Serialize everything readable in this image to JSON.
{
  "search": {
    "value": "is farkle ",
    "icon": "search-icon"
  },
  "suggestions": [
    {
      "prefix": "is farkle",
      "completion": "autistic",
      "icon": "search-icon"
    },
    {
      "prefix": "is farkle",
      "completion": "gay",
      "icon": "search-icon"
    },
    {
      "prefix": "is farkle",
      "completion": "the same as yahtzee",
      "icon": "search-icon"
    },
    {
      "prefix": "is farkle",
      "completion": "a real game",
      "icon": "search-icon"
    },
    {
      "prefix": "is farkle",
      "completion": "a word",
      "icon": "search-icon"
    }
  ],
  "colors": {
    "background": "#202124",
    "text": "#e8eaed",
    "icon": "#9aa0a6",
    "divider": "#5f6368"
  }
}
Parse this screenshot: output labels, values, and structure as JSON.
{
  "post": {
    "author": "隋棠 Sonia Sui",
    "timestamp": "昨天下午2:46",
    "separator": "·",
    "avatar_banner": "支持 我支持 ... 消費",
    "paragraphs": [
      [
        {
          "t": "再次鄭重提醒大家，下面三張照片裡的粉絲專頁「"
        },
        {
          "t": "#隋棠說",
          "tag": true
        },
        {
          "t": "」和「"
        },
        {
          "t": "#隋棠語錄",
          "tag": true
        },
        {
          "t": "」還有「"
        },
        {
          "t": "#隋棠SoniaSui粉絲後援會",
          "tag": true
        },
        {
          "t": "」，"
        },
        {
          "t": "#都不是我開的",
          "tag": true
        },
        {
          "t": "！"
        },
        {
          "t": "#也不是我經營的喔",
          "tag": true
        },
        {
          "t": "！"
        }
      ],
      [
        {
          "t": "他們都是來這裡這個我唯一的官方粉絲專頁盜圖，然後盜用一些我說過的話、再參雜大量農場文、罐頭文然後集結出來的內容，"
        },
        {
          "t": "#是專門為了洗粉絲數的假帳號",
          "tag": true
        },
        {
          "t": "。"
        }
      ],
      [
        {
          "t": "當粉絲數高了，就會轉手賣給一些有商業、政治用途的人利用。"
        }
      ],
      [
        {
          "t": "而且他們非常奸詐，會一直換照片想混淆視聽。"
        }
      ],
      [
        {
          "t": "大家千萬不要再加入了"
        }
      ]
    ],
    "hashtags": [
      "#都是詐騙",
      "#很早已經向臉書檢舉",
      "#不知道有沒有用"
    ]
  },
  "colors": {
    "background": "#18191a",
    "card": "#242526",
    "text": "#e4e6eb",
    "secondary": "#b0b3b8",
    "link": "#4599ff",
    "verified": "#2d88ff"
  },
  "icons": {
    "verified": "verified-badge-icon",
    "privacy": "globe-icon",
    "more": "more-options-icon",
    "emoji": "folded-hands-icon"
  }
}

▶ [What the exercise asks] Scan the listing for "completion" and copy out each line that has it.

▶ [Result of the task]
      "completion": "autistic",
      "completion": "gay",
      "completion": "the same as yahtzee",
      "completion": "a real game",
      "completion": "a word",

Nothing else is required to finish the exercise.